“I want a church that loves so radically that we are always putting up chairs to make room for more, always leaving empty chairs at the table, expecting that many more will come, turning no one away.
“I want a church that loves so generously that our priority will be the elimination of poverty, to ensure that everyone has enough to eat, safe and decent housing, healthcare, a living wage and quality education that is not based on your zip code.
“I want a church that loves so creatively that we are willing to dismantle structures, traditions, and processes that dishonor humanity and marginalize any among us. I want a church that loves so completely that we are not satisfied until justice rolls down like water and righteousness like a mighty stream. I want a church that follows Jesus, and is therefore committed to work for all of this….”
I believe the Holy Spirit is calling each of us today to dig around in the ash and embers surrounding us and take part in the holy work of God in this time and place. To open up doors of new life that have been jammed closed. To commit ourselves to creating cracks of liberation for others to find. And to stand boldly in solidarity alongside all God’s beloved community. This is the church I hope for and imagine. Come, Holy Spirit, Come!

Lighting a Candle of Hope in the Windows of Our Hearts

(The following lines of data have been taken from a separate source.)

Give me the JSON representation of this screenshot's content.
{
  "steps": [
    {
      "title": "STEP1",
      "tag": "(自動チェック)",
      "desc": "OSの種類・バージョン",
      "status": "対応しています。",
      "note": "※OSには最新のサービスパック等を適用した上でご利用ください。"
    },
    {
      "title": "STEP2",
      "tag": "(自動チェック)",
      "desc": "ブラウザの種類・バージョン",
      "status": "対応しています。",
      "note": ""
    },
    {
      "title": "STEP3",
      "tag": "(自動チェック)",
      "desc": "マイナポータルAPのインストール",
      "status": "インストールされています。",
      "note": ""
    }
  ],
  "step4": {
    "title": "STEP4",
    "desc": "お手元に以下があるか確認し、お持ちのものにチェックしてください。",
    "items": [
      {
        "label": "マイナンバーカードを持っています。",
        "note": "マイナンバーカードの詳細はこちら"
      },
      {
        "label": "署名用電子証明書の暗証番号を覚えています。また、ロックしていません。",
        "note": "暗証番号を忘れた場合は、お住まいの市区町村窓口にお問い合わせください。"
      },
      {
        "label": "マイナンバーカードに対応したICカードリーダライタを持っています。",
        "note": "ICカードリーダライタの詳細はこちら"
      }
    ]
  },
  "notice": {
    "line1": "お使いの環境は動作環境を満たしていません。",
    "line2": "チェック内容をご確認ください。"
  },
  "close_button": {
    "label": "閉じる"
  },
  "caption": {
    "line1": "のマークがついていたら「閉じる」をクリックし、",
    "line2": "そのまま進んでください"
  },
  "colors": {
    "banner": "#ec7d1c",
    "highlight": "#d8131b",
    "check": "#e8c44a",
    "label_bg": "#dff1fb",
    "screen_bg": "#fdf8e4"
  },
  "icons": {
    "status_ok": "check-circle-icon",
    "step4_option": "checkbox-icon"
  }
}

And the people stayed home. And read books, and listened, and rested, and exercised and made art, and played games, and learned new ways of being and were still. And listened more deeply. Some meditated, some prayed, some danced. Some met their shadows. And the people began to think differently. And the people healed. And in the absence of people living in ignorant, dangerous, mindless, and heartless ways, the earth began to heal.

And when the danger passed, and the people joined together again, they grieved their losses, and made new choices, and dreamed new images, and created new ways to live and heal the earth fully, as they had been healed.
—Kitty O’Meara, Iona Community in Scotland

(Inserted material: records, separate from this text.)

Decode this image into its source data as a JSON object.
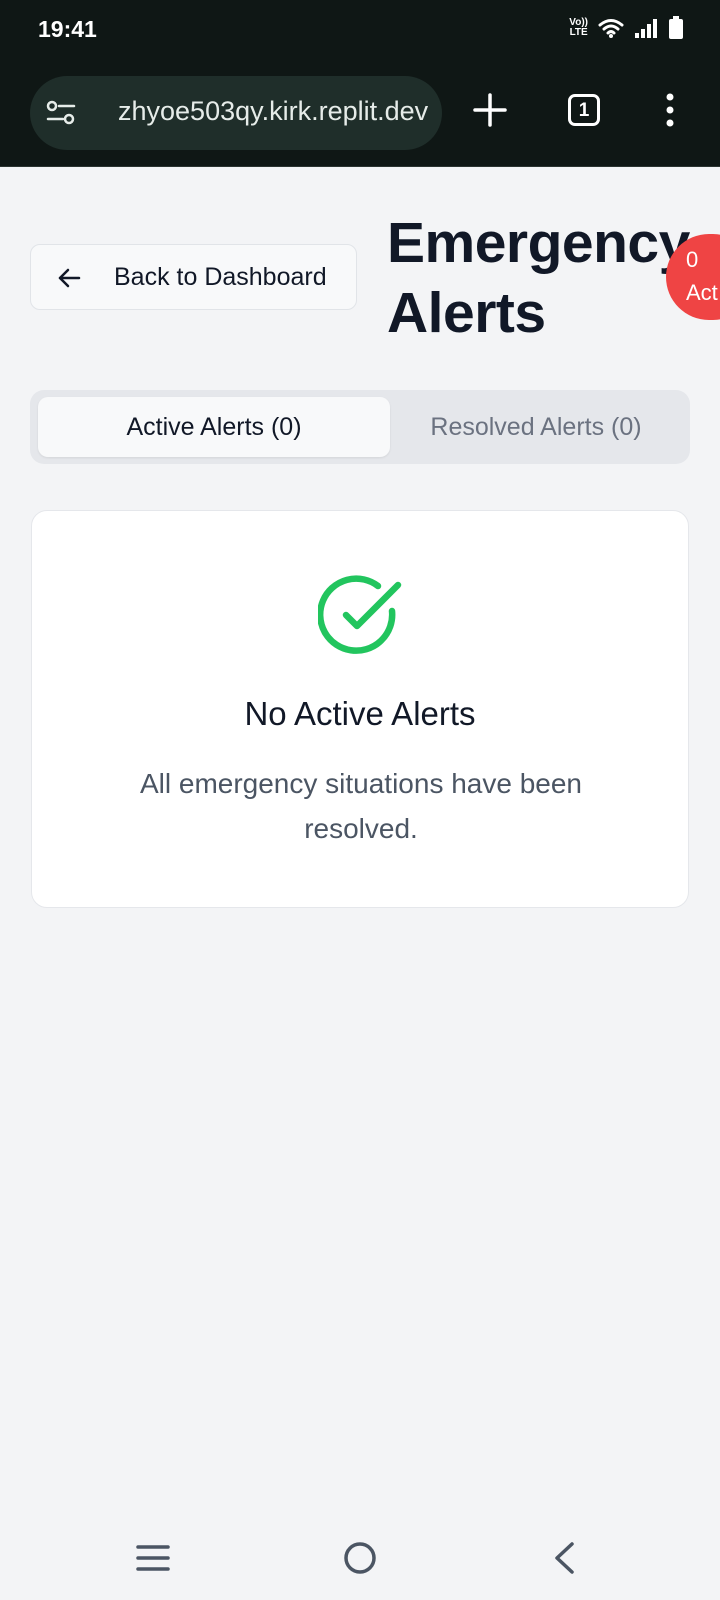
{
  "status_bar": {
    "time": "19:41",
    "network_label_top": "Vo))",
    "network_label_bottom": "LTE",
    "icons": [
      "volte-icon",
      "wifi-icon",
      "signal-icon",
      "battery-icon"
    ]
  },
  "browser": {
    "url": "zhyoe503qy.kirk.replit.dev",
    "tab_count": "1",
    "icons": [
      "site-settings-icon",
      "new-tab-icon",
      "tabs-icon",
      "more-menu-icon"
    ]
  },
  "page": {
    "back_label": "Back to Dashboard",
    "title_line1": "Emergency",
    "title_line2": "Alerts",
    "badge_count": "0",
    "badge_label": "Act"
  },
  "tabs": [
    {
      "label": "Active Alerts (0)",
      "selected": true
    },
    {
      "label": "Resolved Alerts (0)",
      "selected": false
    }
  ],
  "empty_state": {
    "icon": "check-circle-icon",
    "title": "No Active Alerts",
    "description": "All emergency situations have been resolved."
  },
  "colors": {
    "badge": "#ef4444",
    "success": "#22c55e",
    "page_bg": "#f3f4f6",
    "chrome_bg": "#0f1715"
  }
}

It’s a beautiful vision, isn’t it? And I wish it were as easy as it sounds. But the reality for many of us is that this time brings with it confusion and cloudiness that complicates our best intentions. And while we may be thinking, “I should be using this time to xyz,” there are no “shoulds” during a pandemic other than staying safe and taking good care of ourselves and those around us.

But even while we work to stay safe and take care, the persistent needs in our communities continue and intensify. Each one of us could name a litany of pressing social and economic needs that desperately require compassionate and just faith responses. So, the questions I want to leave with you are how shall we light a candle of hope in the windows of our hearts? How can we clear our vision so that we are able to meet the challenges and opportunities that arise in the world we are moving toward?

Our world is changing, and we are changing with it. There is pain—and there is joy—in acknowledging that. May we always find solace in God’s presence—and always seek God’s guidance—on the journey.

See you in (zoom) church,